- 57% of Democrats, 30% of Republicans, and 61% of independents believe in evolution; 40% of Democrats, 37% of independents and 68% of Republicans do not.
A new AP-Ipsos national survey (story, results) of 1,000 adults (conducted 6/4 through 6/6) finds:
- Among 541 registered Democrats and those who lean Democratic, Sen. Hillary Clinton leads Sen. Barack Obama 33% to 21% in a national primary; former V.P. Al Gore runs at 20%, former Sen. John Edwards at 12%.
- Among 356 registered Republicans and those who lean Republican, former Mayor Rudy Giuliani leads Sen. John McCain 27% to 19%; former Sen. Fred Thompson runs at 17%, former Gov. Mitt Romney at 10%, and former Speaker Newt Gingrich at 7%.
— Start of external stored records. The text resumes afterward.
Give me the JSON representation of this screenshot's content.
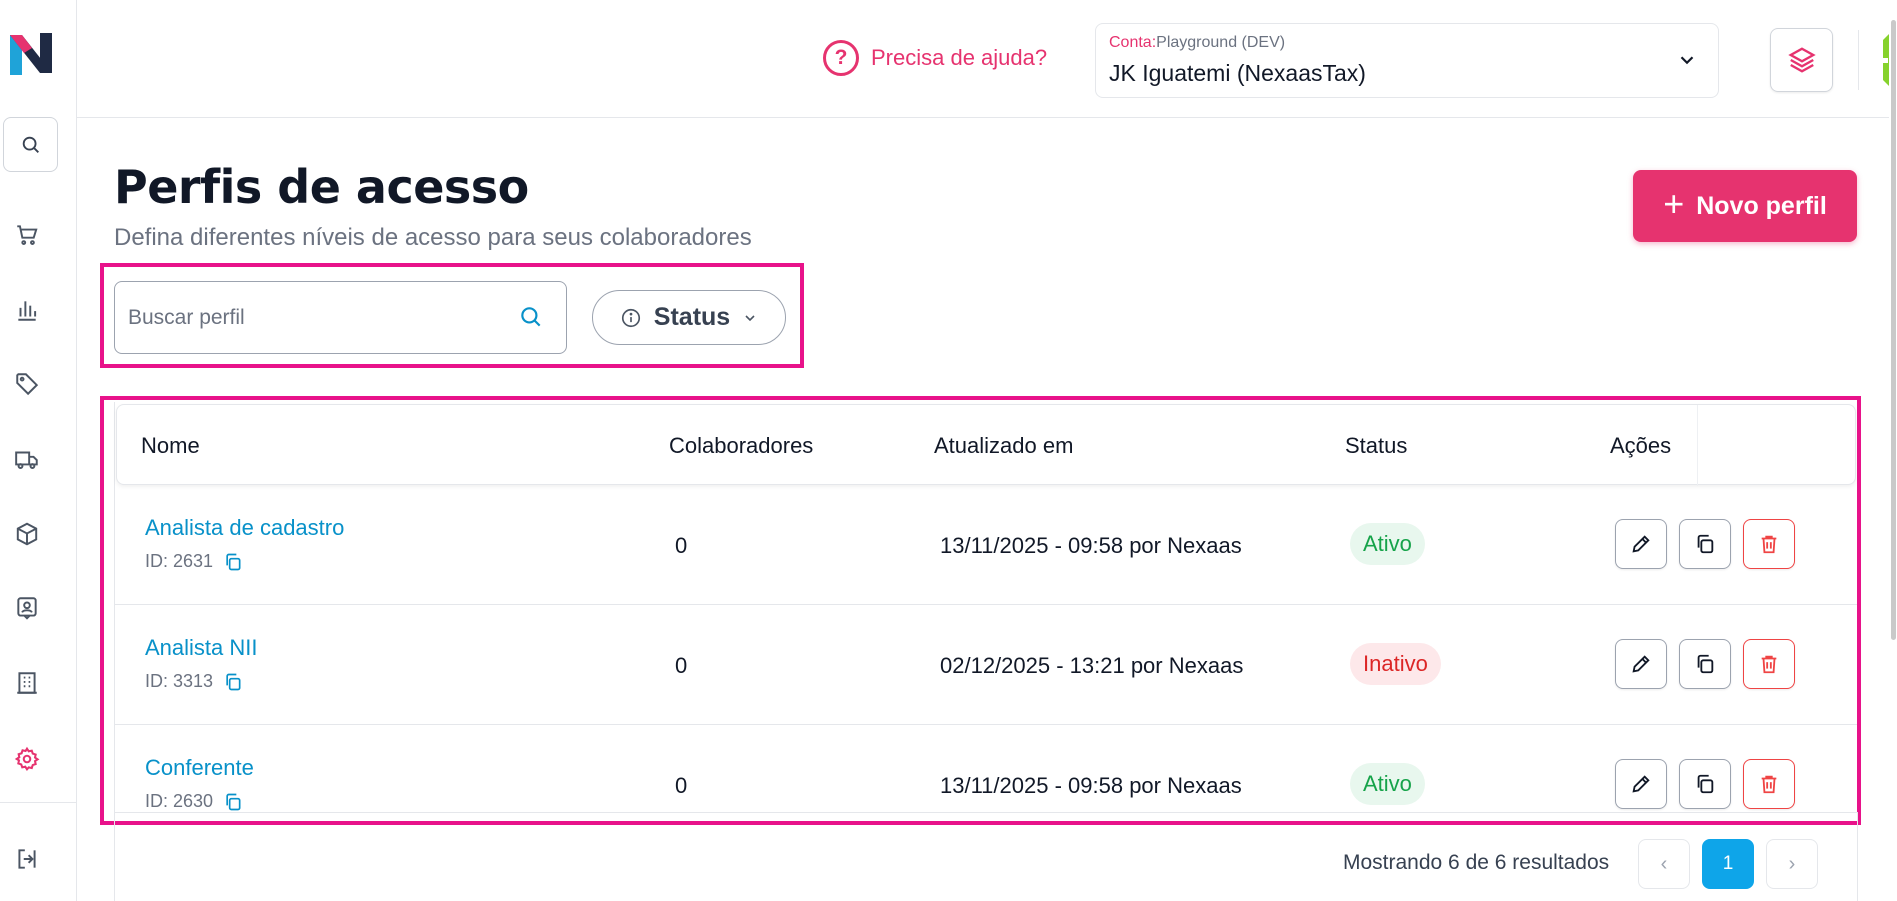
{
  "header": {
    "help_text": "Precisa de ajuda?",
    "account_prefix": "Conta:",
    "account_env": "Playground (DEV)",
    "account_name": "JK Iguatemi (NexaasTax)"
  },
  "sidebar": {
    "items": [
      {
        "icon": "search-icon"
      },
      {
        "icon": "cart-icon"
      },
      {
        "icon": "chart-icon"
      },
      {
        "icon": "tag-icon"
      },
      {
        "icon": "truck-icon"
      },
      {
        "icon": "box-icon"
      },
      {
        "icon": "contact-icon"
      },
      {
        "icon": "building-icon"
      },
      {
        "icon": "gear-icon",
        "active": true
      },
      {
        "icon": "logout-icon"
      }
    ]
  },
  "page": {
    "title": "Perfis de acesso",
    "subtitle": "Defina diferentes níveis de acesso para seus colaboradores",
    "new_button": "Novo perfil"
  },
  "filters": {
    "search_placeholder": "Buscar perfil",
    "status_label": "Status"
  },
  "table": {
    "columns": [
      "Nome",
      "Colaboradores",
      "Atualizado em",
      "Status",
      "Ações"
    ],
    "rows": [
      {
        "name": "Analista de cadastro",
        "id": "ID: 2631",
        "collaborators": "0",
        "updated": "13/11/2025 - 09:58 por Nexaas",
        "status": "Ativo"
      },
      {
        "name": "Analista NII",
        "id": "ID: 3313",
        "collaborators": "0",
        "updated": "02/12/2025 - 13:21 por Nexaas",
        "status": "Inativo"
      },
      {
        "name": "Conferente",
        "id": "ID: 2630",
        "collaborators": "0",
        "updated": "13/11/2025 - 09:58 por Nexaas",
        "status": "Ativo"
      }
    ]
  },
  "pagination": {
    "results_text": "Mostrando 6 de 6 resultados",
    "current_page": "1",
    "prev": "‹",
    "next": "›"
  },
  "colors": {
    "accent": "#e6336f",
    "link": "#0891c9",
    "primary_blue": "#0ea5e9",
    "highlight_frame": "#e8128a"
  }
}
A new Center for Rural Strategies survey (release, analysis, results) of 804 likely voters in rural parts of the United States (conducted 5/31 through 6/5 Greenberg Quinlan Rosner (D) and Greener and Hook (R) ) finds:
- 23% of rural voters think the country is going in the right direction; 66% say it's on the wrong track.
- 44% approve of the job George Bush is doing as president; 52% disapprove.
- 46% would vote for the Democratic candidate on a generic ballot for president; 43% would vote for the Republican. On a generic ballot for U.S. Congress, 46% would vote for the Democrat, 44% would vote for the Republican.